Main Results of the Study
The study finds that local, non-legal rules and social norms are more fundamental to determining piracy than legal frameworks:
• Firstly, the study concludes that gender and economic justifications (e.g. cost-saving) have no significant correlation with determining engagement with piracy.
• Secondly, the data suggests that piracy behaviours diverge even across countries with similar legal frameworks. People in China and Korea are more likely to use P2P networks, whereas people in Japan are less likely to engage in piracy. The authors note that Japan and Korea have similar copyright systems, yet the differences between suggest this is not a determinant of piratical behaviour.
• Thirdly, in measuring feelings of guilt when engaging in piratical behaviour, the study finds that this impacts likelihood to engage; for example, people in Japan are least likely to use P2P, and correspondingly feel the most guilt when engaging in such behaviours.

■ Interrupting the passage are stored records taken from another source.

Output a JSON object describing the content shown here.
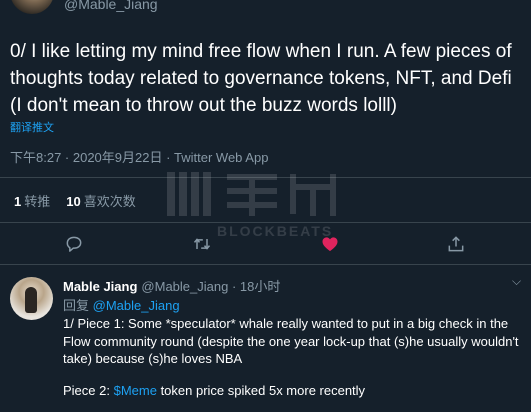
{
  "tweet": {
    "handle": "@Mable_Jiang",
    "text": "0/ I like letting my mind free flow when I run. A few pieces of thoughts today related to governance tokens, NFT, and Defi (I don't mean to throw out the buzz words lolll)",
    "translate_label": "翻译推文",
    "meta": "下午8:27 · 2020年9月22日 · Twitter Web App"
  },
  "stats": {
    "retweets_count": "1",
    "retweets_label": "转推",
    "likes_count": "10",
    "likes_label": "喜欢次数"
  },
  "watermark": {
    "text": "BLOCKBEATS"
  },
  "actions": [
    {
      "icon": "reply-icon"
    },
    {
      "icon": "retweet-icon"
    },
    {
      "icon": "heart-icon"
    },
    {
      "icon": "share-icon"
    }
  ],
  "colors": {
    "background": "#15202b",
    "accent": "#1da1f2",
    "like": "#e0245e",
    "muted": "#8899a6",
    "divider": "#38444d"
  },
  "reply": {
    "name": "Mable Jiang",
    "handle": "@Mable_Jiang",
    "time": "· 18小时",
    "replying_label": "回复",
    "replying_to": "@Mable_Jiang",
    "body": "1/ Piece 1: Some *speculator* whale really wanted to put in a big check in the Flow community round (despite the one year lock-up that (s)he usually wouldn't take) because (s)he loves NBA",
    "piece2_prefix": "Piece 2: ",
    "piece2_cashtag": "$Meme",
    "piece2_suffix": " token price spiked 5x more recently"
  }
}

As such, having dismissed the significance of the copyright legal system, variance in ethical standards and social norms across countries are more likely to determine likelihood to infringe.
Policy Implications as Stated By Author
Having concluded that social norms have a stronger impact on behaviour than the legal framework, the authors suggest: (i) that a “one size fits all” approach to tackling piracy is inappropriate, and each country would be better to adopt their own tailored actions, and (ii) if persistent social norma and the legal framework diverge greatly, legislators may be better to look at the former for guidance.